Saved entries

*** Begin section ***

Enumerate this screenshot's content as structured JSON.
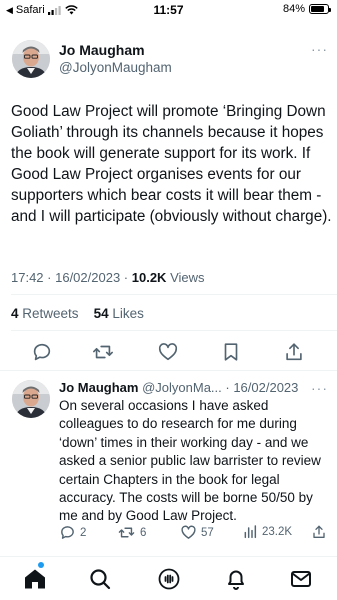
{
  "status_bar": {
    "back_app": "Safari",
    "time": "11:57",
    "battery": "84%",
    "battery_level": 0.84
  },
  "tweet": {
    "author_name": "Jo Maugham",
    "author_handle": "@JolyonMaugham",
    "text": "Good Law Project will promote ‘Bringing Down Goliath’ through its channels because it hopes the book will generate support for its work. If Good Law Project organises events for our supporters which bear costs it will bear them - and I will participate (obviously without charge).",
    "time": "17:42",
    "date": "16/02/2023",
    "views_count": "10.2K",
    "views_label": "Views",
    "retweets_count": "4",
    "retweets_label": "Retweets",
    "likes_count": "54",
    "likes_label": "Likes",
    "more": "···"
  },
  "reply": {
    "author_name": "Jo Maugham",
    "author_handle": "@JolyonMa...",
    "date": "· 16/02/2023",
    "more": "···",
    "text": "On several occasions I have asked colleagues to do research for me during ‘down’ times in their working day - and we asked a senior public law barrister to review certain Chapters in the book for legal accuracy. The costs will be borne 50/50 by me and by Good Law Project.",
    "replies": "2",
    "retweets": "6",
    "likes": "57",
    "views": "23.2K"
  },
  "icons": {
    "reply": "reply-icon",
    "retweet": "retweet-icon",
    "like": "heart-icon",
    "bookmark": "bookmark-icon",
    "share": "share-icon",
    "views": "views-icon",
    "home": "home-icon",
    "search": "search-icon",
    "spaces": "spaces-icon",
    "notifications": "bell-icon",
    "messages": "mail-icon"
  },
  "colors": {
    "accent": "#1d9bf0",
    "text": "#0f1419",
    "secondary": "#536471",
    "divider": "#eff3f4"
  }
}
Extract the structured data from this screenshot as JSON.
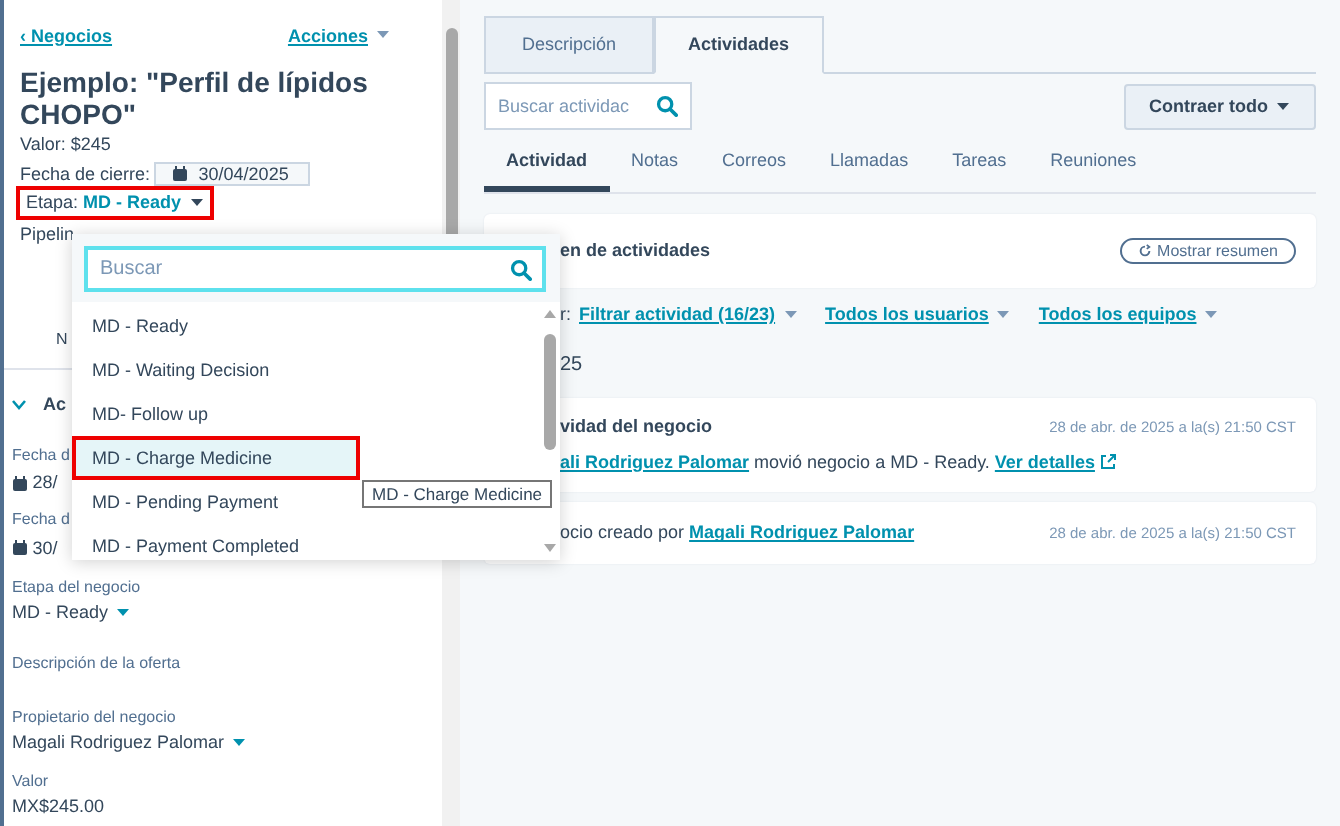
{
  "sidebar": {
    "back_link": "‹ Negocios",
    "actions": "Acciones",
    "title": "Ejemplo: \"Perfil de lípidos CHOPO\"",
    "value": "Valor: $245",
    "close_date_label": "Fecha de cierre:",
    "close_date": "30/04/2025",
    "stage_label": "Etapa:",
    "stage_value": "MD - Ready",
    "stage_highlighted": true,
    "pipeline_label": "Pipelin",
    "avatar_label": "N",
    "section_title": "Ac",
    "section_expanded": true,
    "fields": [
      {
        "kind": "date",
        "label": "Fecha d",
        "value": "28/"
      },
      {
        "kind": "date",
        "label": "Fecha d",
        "value": "30/"
      },
      {
        "kind": "select",
        "label": "Etapa del negocio",
        "value": "MD - Ready"
      },
      {
        "kind": "empty",
        "label": "Descripción de la oferta"
      },
      {
        "kind": "select",
        "label": "Propietario del negocio",
        "value": "Magali Rodriguez Palomar"
      },
      {
        "kind": "text",
        "label": "Valor",
        "value": "MX$245.00"
      }
    ]
  },
  "dropdown": {
    "placeholder": "Buscar",
    "items": [
      {
        "label": "MD - Ready",
        "selected": false,
        "highlighted": false
      },
      {
        "label": "MD - Waiting Decision",
        "selected": false,
        "highlighted": false
      },
      {
        "label": "MD- Follow up",
        "selected": false,
        "highlighted": false
      },
      {
        "label": "MD - Charge Medicine",
        "selected": true,
        "highlighted": true
      },
      {
        "label": "MD - Pending Payment",
        "selected": false,
        "highlighted": false
      },
      {
        "label": "MD - Payment Completed",
        "selected": false,
        "highlighted": false
      }
    ],
    "tooltip": "MD - Charge Medicine"
  },
  "main": {
    "tabs": [
      {
        "label": "Descripción",
        "selected": false
      },
      {
        "label": "Actividades",
        "selected": true
      }
    ],
    "search": {
      "placeholder": "Buscar actividac"
    },
    "collapse_button": "Contraer todo",
    "subtabs": [
      {
        "label": "Actividad",
        "selected": true
      },
      {
        "label": "Notas",
        "selected": false
      },
      {
        "label": "Correos",
        "selected": false
      },
      {
        "label": "Llamadas",
        "selected": false
      },
      {
        "label": "Tareas",
        "selected": false
      },
      {
        "label": "Reuniones",
        "selected": false
      }
    ],
    "summary": {
      "title": "en de actividades",
      "button": "Mostrar resumen"
    },
    "filters_prefix": "r:",
    "filters": [
      "Filtrar actividad (16/23)",
      "Todos los usuarios",
      "Todos los equipos"
    ],
    "date_heading": "25",
    "activities": [
      {
        "title": "vidad del negocio",
        "time": "28 de abr. de 2025 a la(s) 21:50 CST",
        "actor": "ali Rodriguez Palomar",
        "text": " movió negocio a MD - Ready. ",
        "link": "Ver detalles"
      },
      {
        "lead": "ocio creado por ",
        "actor": "Magali Rodriguez Palomar",
        "time": "28 de abr. de 2025 a la(s) 21:50 CST"
      }
    ]
  }
}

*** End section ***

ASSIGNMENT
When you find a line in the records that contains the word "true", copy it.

OUTPUT BELOW
    "stage_highlighted": true,
    "section_expanded": true,
        "selected": true,
        "highlighted": true
        "selected": true
        "selected": true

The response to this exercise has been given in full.